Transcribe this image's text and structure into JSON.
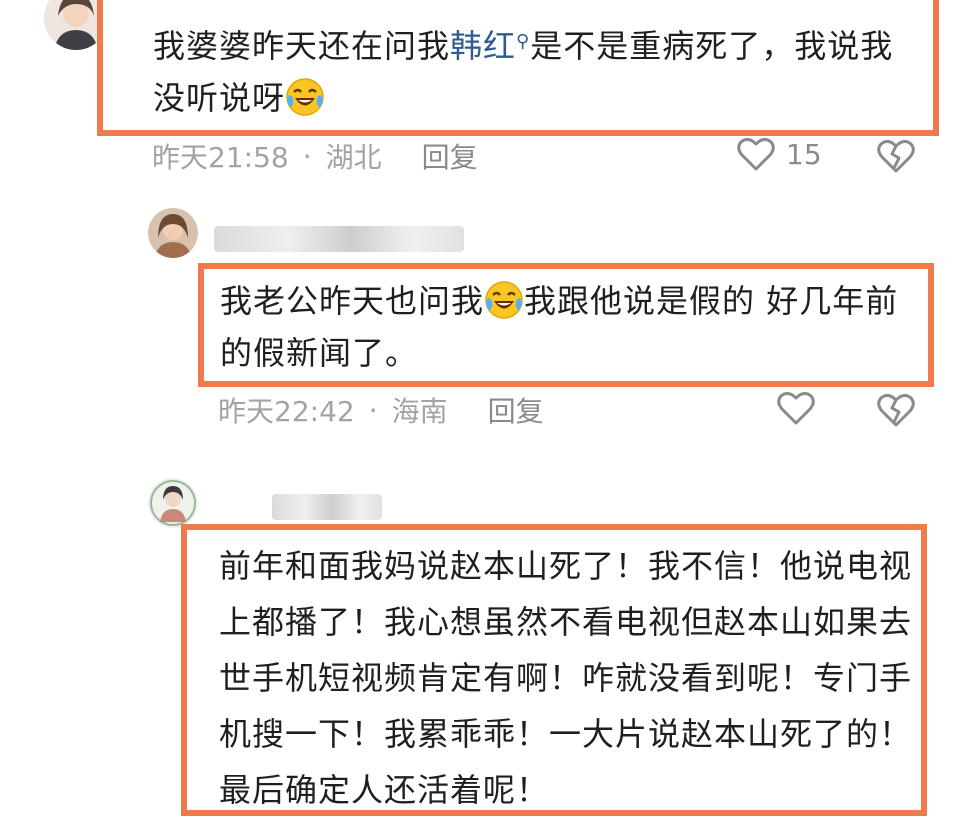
{
  "comments": [
    {
      "text_before": "我婆婆昨天还在问我",
      "topic": "韩红",
      "text_after": "是不是重病死了，我说我没听说呀",
      "time": "昨天21:58",
      "location": "湖北",
      "reply_label": "回复",
      "like_count": "15"
    },
    {
      "text_before": "我老公昨天也问我",
      "text_after": "我跟他说是假的 好几年前的假新闻了。",
      "time": "昨天22:42",
      "location": "海南",
      "reply_label": "回复"
    },
    {
      "text": "前年和面我妈说赵本山死了！我不信！他说电视上都播了！我心想虽然不看电视但赵本山如果去世手机短视频肯定有啊！咋就没看到呢！专门手机搜一下！我累乖乖！一大片说赵本山死了的！最后确定人还活着呢！"
    }
  ],
  "separator": "·",
  "colors": {
    "highlight_border": "#f07a4c",
    "topic_link": "#2f5a92",
    "meta_text": "#a3a3a3"
  },
  "icons": {
    "search": "search-icon",
    "like": "heart-outline-icon",
    "dislike": "broken-heart-icon",
    "emoji": "laughing-crying-emoji"
  }
}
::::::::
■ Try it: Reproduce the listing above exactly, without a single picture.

■ Solution:
Transcribe this image's text and structure into JSON.
{
  "comments": [
    {
      "text_before": "我婆婆昨天还在问我",
      "topic": "韩红",
      "text_after": "是不是重病死了，我说我没听说呀",
      "time": "昨天21:58",
      "location": "湖北",
      "reply_label": "回复",
      "like_count": "15"
    },
    {
      "text_before": "我老公昨天也问我",
      "text_after": "我跟他说是假的 好几年前的假新闻了。",
      "time": "昨天22:42",
      "location": "海南",
      "reply_label": "回复"
    },
    {
      "text": "前年和面我妈说赵本山死了！我不信！他说电视上都播了！我心想虽然不看电视但赵本山如果去世手机短视频肯定有啊！咋就没看到呢！专门手机搜一下！我累乖乖！一大片说赵本山死了的！最后确定人还活着呢！"
    }
  ],
  "separator": "·",
  "colors": {
    "highlight_border": "#f07a4c",
    "topic_link": "#2f5a92",
    "meta_text": "#a3a3a3"
  },
  "icons": {
    "search": "search-icon",
    "like": "heart-outline-icon",
    "dislike": "broken-heart-icon",
    "emoji": "laughing-crying-emoji"
  }
}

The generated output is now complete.